> **Activity**:
All records that follow are to be copied exactly, with images omitted.

━━━ Supplied records

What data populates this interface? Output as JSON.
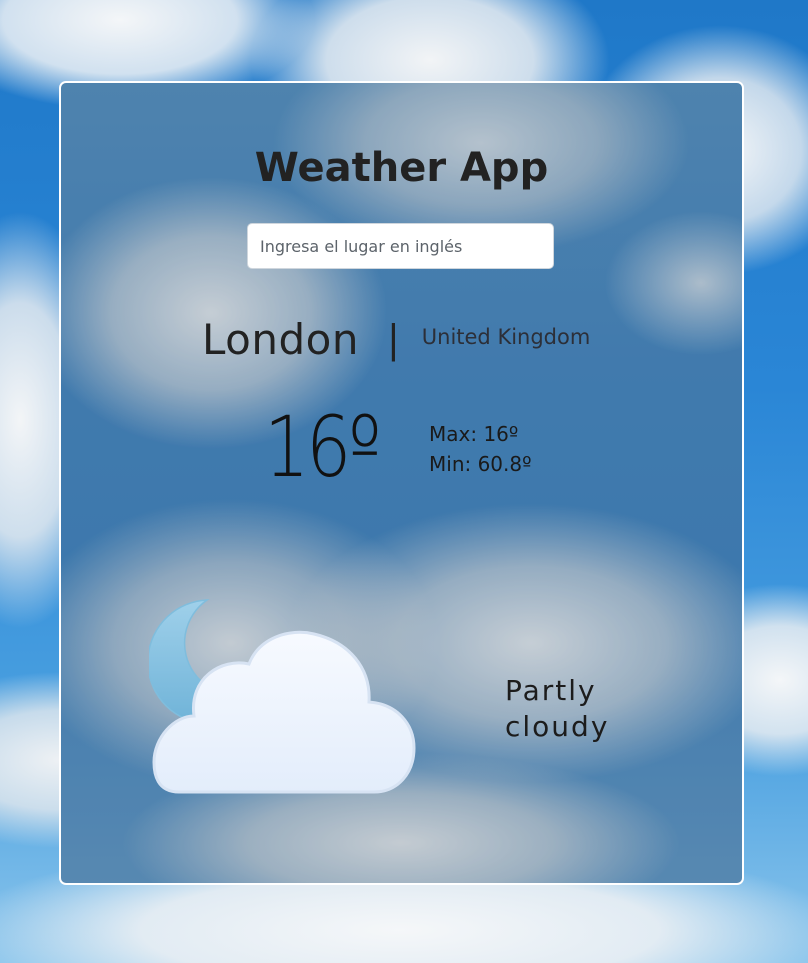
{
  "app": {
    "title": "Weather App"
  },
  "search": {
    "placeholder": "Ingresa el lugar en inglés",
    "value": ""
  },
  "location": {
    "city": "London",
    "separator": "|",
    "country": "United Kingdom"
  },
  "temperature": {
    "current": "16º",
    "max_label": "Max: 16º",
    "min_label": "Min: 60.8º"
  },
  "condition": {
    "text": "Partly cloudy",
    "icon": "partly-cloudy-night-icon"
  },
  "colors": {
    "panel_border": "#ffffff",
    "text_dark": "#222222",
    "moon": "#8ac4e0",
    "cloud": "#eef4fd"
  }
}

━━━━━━

> **Answer to this problem**:
What data populates this interface? Output as JSON.
{
  "app": {
    "title": "Weather App"
  },
  "search": {
    "placeholder": "Ingresa el lugar en inglés",
    "value": ""
  },
  "location": {
    "city": "London",
    "separator": "|",
    "country": "United Kingdom"
  },
  "temperature": {
    "current": "16º",
    "max_label": "Max: 16º",
    "min_label": "Min: 60.8º"
  },
  "condition": {
    "text": "Partly cloudy",
    "icon": "partly-cloudy-night-icon"
  },
  "colors": {
    "panel_border": "#ffffff",
    "text_dark": "#222222",
    "moon": "#8ac4e0",
    "cloud": "#eef4fd"
  }
}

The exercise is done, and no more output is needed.